Defying the Grinch

A Christmas Letter From the Editor

By Murray Lewis

Photo: iStock/Andrey_Kuzmin.


However you and I spend Christmas this year, it’s probably safe to say that it will be a Christmas unlike any other in our lives, just as 2020 has been a year unlike any other.

Most of us will be happy to see the last of 2020, but as much as we wish it were otherwise, the end of the year won’t bring with it the end of the pandemic. That blight and all the changes it’s brought with it will be with us for some time to come, and barring a genuine miracle, it’s going to change Christmas for most of us. The question is, of course, how will it change things? And it feels very odd to admit that, even as the magical season approaches, I have no clear idea of the details.

Will I be able to gather with my family as we always have? Will I be making a list and checking it the usual dozens of times? Will I be rushing from store to store to store as I race to complete my traditional mad-dash Christmas shopping? Will I get to enjoy staying up late doing battle with wrapping paper, repurposed shoeboxes, scissors, and tape on the night before Christmas? Will Mass on Christmas Eve be limited to the current maximum of 25 worshippers or will we be able to come together to rejoice? Will I see my grandchildren? Or will the COVID Grinch steal Christmas? Whatever the answer to all those other questions, I know that the answer to the last is a defiant, No!

If you remember the story of the Grinch, you know that his making off with the Whos’ boxes, bags, and roast beast couldn’t stop Christmas from coming. “Somehow or other, it came just the same!” as Dr. Seuss’s narrator assures us. And so it will.
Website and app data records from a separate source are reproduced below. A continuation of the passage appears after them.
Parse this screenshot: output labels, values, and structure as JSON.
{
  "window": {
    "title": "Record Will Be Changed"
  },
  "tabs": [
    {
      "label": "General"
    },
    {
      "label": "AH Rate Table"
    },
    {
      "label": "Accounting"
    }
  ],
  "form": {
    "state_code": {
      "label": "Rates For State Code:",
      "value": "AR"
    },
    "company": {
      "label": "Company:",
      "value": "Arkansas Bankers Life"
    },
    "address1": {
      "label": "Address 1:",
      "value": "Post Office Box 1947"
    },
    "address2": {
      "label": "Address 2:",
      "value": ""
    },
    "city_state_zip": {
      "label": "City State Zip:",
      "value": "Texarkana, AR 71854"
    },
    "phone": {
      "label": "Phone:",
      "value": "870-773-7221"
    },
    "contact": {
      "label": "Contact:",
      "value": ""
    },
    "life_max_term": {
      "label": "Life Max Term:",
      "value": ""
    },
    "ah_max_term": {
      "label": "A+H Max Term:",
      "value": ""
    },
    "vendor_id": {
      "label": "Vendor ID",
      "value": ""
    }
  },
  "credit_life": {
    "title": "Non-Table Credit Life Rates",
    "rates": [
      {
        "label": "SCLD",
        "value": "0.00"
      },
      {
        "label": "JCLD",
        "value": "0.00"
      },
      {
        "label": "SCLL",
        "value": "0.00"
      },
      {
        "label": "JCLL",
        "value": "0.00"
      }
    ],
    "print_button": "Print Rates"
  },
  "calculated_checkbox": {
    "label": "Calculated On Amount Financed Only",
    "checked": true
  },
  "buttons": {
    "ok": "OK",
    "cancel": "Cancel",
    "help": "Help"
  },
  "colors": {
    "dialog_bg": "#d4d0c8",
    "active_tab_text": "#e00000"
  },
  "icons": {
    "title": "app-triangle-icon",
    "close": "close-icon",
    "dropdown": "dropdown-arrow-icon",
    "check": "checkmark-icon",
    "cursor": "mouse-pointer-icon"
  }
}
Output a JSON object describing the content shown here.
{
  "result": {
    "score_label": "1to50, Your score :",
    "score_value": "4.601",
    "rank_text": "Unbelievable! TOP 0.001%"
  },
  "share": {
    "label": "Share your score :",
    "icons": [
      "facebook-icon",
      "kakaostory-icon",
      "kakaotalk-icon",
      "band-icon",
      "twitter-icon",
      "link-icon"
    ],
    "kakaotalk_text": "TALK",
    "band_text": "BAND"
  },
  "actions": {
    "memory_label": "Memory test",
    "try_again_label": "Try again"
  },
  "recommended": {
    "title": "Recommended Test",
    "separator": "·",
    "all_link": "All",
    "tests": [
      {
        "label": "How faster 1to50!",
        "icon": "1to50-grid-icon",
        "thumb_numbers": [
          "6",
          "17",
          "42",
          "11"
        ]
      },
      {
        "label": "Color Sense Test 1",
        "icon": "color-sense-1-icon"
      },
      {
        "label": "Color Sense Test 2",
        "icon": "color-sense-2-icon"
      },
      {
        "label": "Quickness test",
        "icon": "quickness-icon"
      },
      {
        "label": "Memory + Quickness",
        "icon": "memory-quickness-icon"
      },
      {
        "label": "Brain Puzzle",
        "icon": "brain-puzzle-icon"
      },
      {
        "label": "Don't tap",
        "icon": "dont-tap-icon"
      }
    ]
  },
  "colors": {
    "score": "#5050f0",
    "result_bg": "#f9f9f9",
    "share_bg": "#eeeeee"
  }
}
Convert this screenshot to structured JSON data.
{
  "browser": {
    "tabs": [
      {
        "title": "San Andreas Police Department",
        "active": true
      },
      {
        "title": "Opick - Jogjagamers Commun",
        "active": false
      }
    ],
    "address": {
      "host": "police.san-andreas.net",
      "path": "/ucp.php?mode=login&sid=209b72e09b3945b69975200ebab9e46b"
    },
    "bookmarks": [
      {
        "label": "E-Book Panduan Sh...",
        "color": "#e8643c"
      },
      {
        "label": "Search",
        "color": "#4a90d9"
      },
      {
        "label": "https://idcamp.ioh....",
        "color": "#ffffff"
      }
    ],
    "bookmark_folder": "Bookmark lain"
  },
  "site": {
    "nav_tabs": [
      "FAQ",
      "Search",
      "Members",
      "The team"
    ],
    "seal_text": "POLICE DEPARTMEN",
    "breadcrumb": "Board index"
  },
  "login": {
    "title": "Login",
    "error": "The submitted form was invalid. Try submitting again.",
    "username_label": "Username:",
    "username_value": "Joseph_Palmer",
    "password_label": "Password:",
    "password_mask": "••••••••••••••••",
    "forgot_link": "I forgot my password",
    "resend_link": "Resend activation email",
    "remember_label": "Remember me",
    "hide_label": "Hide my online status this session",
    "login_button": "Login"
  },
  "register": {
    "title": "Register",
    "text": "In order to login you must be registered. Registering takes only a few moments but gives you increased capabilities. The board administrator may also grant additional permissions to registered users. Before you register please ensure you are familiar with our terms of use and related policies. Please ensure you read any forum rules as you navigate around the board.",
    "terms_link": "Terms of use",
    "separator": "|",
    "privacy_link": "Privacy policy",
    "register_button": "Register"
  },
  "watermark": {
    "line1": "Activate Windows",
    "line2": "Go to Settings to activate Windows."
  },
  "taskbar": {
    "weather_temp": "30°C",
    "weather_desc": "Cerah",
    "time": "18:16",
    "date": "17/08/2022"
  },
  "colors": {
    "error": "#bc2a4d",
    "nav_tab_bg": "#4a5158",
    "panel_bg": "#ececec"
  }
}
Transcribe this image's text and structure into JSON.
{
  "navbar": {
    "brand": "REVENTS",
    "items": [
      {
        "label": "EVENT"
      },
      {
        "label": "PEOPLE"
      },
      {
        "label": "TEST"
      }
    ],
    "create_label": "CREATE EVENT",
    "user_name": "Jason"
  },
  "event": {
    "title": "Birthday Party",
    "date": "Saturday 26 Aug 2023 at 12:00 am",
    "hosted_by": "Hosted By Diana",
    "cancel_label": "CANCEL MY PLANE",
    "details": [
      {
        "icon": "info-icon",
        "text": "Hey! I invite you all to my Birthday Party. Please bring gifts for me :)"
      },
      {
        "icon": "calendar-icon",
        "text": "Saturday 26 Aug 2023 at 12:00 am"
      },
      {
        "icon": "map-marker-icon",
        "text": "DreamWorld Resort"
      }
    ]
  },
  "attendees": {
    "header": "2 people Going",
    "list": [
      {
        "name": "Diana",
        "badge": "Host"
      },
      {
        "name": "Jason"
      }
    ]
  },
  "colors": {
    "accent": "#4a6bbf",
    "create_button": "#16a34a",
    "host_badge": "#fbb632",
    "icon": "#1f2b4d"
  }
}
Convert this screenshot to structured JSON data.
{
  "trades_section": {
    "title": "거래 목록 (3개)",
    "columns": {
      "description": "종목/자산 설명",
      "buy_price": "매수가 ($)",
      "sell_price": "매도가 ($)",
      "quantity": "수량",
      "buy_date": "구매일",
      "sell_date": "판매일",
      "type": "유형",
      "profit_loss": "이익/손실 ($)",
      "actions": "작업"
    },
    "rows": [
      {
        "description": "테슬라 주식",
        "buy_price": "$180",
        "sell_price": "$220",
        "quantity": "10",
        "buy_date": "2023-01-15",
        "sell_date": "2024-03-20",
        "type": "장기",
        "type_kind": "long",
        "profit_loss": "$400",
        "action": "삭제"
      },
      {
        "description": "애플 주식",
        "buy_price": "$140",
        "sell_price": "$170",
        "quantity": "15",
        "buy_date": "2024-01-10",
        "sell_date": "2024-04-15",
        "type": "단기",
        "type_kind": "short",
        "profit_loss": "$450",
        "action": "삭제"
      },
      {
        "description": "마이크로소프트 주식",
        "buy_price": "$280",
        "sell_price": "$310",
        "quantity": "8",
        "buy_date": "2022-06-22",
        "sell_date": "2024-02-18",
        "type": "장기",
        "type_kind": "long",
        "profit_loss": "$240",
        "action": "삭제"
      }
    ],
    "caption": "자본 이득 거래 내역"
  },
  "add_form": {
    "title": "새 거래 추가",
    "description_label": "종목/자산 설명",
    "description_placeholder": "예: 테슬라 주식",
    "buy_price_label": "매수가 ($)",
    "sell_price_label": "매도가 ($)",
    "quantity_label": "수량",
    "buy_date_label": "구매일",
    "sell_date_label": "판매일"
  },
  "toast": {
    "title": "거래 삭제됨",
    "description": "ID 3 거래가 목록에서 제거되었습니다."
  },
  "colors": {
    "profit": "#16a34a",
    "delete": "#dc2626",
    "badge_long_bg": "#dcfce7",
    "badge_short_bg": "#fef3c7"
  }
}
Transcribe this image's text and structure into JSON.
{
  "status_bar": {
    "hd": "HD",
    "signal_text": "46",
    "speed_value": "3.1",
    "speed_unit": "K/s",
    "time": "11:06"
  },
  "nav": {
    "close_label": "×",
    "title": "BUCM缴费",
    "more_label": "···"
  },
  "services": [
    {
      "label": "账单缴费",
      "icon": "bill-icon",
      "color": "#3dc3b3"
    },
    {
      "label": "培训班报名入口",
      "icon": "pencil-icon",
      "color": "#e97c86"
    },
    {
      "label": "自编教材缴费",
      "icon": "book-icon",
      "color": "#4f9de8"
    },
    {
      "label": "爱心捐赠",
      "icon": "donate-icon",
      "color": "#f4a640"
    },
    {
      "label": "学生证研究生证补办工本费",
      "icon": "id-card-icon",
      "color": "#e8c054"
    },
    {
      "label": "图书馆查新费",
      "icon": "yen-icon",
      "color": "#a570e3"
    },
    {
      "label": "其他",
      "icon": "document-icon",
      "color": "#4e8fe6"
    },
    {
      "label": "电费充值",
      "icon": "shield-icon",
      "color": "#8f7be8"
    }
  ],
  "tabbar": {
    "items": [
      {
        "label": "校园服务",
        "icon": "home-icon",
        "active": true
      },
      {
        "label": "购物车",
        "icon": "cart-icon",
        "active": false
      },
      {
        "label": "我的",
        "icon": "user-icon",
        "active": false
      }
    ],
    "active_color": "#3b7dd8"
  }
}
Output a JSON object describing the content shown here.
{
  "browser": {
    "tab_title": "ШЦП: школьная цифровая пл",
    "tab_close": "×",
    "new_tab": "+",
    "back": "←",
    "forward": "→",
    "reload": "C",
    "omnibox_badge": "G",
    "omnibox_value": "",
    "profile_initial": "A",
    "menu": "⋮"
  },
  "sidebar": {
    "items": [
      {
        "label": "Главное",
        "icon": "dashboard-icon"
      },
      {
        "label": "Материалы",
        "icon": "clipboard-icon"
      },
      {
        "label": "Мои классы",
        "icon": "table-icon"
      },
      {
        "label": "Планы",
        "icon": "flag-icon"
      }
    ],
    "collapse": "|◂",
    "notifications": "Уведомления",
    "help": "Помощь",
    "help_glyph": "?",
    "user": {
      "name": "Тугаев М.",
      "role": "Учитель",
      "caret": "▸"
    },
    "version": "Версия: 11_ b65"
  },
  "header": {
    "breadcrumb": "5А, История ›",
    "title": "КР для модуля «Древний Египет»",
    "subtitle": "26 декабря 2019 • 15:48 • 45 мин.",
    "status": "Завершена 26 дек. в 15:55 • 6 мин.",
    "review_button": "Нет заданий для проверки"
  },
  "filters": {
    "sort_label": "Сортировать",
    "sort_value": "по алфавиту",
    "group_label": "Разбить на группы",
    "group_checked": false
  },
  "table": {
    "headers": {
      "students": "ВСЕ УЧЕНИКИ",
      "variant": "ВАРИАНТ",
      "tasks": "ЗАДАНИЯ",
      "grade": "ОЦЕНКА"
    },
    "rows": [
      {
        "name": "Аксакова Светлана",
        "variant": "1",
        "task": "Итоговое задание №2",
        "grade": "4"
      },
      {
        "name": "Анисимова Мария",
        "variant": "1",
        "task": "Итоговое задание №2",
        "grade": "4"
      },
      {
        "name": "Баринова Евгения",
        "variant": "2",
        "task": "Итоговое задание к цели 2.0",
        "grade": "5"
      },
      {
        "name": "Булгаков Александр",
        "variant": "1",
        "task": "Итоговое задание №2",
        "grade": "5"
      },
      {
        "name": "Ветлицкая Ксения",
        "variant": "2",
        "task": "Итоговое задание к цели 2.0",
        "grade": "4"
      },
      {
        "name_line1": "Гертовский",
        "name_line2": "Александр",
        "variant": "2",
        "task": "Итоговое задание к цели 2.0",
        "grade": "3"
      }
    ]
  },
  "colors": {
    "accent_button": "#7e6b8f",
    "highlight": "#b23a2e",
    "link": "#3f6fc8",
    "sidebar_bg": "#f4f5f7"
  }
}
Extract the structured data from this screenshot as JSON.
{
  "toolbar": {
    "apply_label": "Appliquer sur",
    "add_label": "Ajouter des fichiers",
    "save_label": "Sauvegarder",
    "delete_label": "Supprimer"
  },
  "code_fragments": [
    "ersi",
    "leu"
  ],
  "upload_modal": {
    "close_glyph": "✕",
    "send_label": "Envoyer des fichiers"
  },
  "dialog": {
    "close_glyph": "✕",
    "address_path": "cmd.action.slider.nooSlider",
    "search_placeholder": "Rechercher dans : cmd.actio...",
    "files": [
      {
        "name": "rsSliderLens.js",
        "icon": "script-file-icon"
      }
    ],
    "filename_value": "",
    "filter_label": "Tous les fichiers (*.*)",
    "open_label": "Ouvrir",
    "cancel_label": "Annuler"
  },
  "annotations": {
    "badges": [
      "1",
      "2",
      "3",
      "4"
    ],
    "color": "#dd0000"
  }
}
Christmas 2020 may be radically different, but it will be Christmas. If I have to do all my shopping online and have things sent all over North America, I’ll enjoy playing Santa as much as ever. And even if, as I rather suspect I will, I spend the special day alone, I know that I will feel the Christmas magic. I may not be able to be with my children and grandchildren and siblings and their families, but I’ll feel the connection to them that distance can never diminish. And we’ll connect by phone and perhaps even face to face on our computers, sharing memories as we always do and creating new memories as we tell tales of how things are different this year.

For a short time, I fretted about the holiday season and what it might—and might not—bring, but I’m looking forward to it, come what may. As always, I’ll listen to the lessons and carols from King’s College Cambridge, A Child’s Christmas in Wales, the Queen’s Christmas Message, and Handel’s Messiah, and, as always, I’ll celebrate the gift that is Christmas.

Photo: Laurence Labat.

And as for 2021, I’ve already made my New Year’s resolution: I’m going into next year full of faith and optimism.

I wish you all a very happy Christmas and holiday season, and a healthy and blessed new year.

Murray Lewis